There’s the rub. Publishers and agents are in the business of making money. “In business” and “making money” have been inextricably linked since Ned Neanderthal operated Caveman Used Wheels at the corner of Hunter and Gatherer Streets. I don’t blame publishers these days for passing on something considered “literary” when schlock like a memoir on the Kardashians has a built-in customer base.  If I were a publisher trying to put food on the table, I’d be right there with them.

So, what becomes of the literary genre? First, many writers, including me, have avoided that label.  Despite what book sellers like Amazon and Barnes & Noble think, the term does not originate from the Latin meaning “all the other stuff.” Some books are considered literary because they don’t fit neatly in categories such as young adult, mystery, crime or romance.

According to a popular stereotype, literary is synonymous with highbrow, highfalutin’ or fancy-breeches. No.

Everyone seems to have their own definition, so here’s mine: First, not all literary books are high quality. But the good ones have unique story lines with believable dialogue and characters I can’t quit. If I really care about the characters, the plot becomes secondary. That’s not too highbrow, is it?

America didn’t quit producing great literary talent when Steinbeck and Faulkner purchased the farm.  And there’s a lot of it out there today.

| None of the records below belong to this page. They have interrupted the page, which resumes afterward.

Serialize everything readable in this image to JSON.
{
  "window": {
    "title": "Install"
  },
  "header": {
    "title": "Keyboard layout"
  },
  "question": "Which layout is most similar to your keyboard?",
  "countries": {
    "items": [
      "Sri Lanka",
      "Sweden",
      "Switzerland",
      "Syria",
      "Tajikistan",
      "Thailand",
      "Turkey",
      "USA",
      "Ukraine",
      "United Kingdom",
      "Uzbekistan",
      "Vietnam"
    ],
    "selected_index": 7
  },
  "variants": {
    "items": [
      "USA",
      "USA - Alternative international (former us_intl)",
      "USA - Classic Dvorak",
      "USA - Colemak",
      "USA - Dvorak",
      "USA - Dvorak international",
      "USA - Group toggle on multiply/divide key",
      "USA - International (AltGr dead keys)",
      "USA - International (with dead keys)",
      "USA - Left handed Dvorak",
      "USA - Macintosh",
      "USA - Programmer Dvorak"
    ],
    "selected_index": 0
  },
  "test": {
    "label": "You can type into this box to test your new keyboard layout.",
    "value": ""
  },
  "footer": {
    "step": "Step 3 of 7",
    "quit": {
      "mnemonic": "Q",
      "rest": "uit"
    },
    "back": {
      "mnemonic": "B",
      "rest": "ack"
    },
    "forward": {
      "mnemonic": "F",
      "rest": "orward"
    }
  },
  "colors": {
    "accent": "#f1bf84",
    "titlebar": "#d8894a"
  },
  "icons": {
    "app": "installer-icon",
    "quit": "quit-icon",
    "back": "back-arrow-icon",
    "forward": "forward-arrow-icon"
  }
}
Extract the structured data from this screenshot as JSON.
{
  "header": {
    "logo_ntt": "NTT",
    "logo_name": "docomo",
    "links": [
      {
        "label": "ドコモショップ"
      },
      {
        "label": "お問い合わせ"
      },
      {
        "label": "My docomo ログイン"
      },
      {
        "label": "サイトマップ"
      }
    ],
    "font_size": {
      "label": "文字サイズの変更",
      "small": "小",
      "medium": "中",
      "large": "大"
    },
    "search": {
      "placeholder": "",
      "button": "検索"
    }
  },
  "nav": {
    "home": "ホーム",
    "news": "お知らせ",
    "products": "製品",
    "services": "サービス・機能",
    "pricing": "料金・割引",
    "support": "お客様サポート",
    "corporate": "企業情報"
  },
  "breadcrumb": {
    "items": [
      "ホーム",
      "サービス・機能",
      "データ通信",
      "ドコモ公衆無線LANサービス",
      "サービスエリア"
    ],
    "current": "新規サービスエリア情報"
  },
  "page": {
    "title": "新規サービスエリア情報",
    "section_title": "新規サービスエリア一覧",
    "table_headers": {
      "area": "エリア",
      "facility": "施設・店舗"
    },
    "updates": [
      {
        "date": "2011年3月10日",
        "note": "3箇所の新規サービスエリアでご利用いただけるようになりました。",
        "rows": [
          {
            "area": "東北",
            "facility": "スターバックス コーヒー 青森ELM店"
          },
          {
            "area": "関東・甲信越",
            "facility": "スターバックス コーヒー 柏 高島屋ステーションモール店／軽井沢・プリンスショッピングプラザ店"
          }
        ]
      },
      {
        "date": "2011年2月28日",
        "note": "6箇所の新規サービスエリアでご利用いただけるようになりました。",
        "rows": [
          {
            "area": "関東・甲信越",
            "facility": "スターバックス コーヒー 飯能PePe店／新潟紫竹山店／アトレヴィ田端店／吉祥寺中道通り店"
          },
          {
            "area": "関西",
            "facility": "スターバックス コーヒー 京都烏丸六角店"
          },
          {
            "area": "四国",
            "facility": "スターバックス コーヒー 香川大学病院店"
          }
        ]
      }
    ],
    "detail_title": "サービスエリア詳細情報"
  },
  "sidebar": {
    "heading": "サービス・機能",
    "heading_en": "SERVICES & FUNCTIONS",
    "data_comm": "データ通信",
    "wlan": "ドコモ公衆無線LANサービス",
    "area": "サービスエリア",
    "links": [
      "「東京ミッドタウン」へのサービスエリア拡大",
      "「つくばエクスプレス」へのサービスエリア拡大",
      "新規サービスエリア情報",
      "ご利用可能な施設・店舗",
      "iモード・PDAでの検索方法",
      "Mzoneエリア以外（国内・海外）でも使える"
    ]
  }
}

Some of my favorites are Kentucky sons Wendell Berry and Silas House, as well as Donald Ray Pollock and the lately departed Mr. Gay. Daniel Woodrell, a Missourian whom I’ll forgive for attending the University of Kansas, even came up with country noir to describe his work because nothing else fit right.

That’s why I have such hope for independent/self publishing. Right now, there’s a lot of noise out there, a lot of writers trying their hand at the business now that they don’t have to run the agent/publisher gauntlet. Eventually, things will settle down. When they do, some fresh literary works will rise to the top. Few literary writers will make much money—that’s never been the case—but they’ll get a chance. Great writing of that type has never gone away. It’s just not obvious as a werewolf that can’t keep his shirt on.

P.S. I’m hesitant to mention my own work on the same page with some of these great novelists. (I’m embarrassed about Kris Jenner, too, but that’s for another reason.) Still, I must. You can find my books here.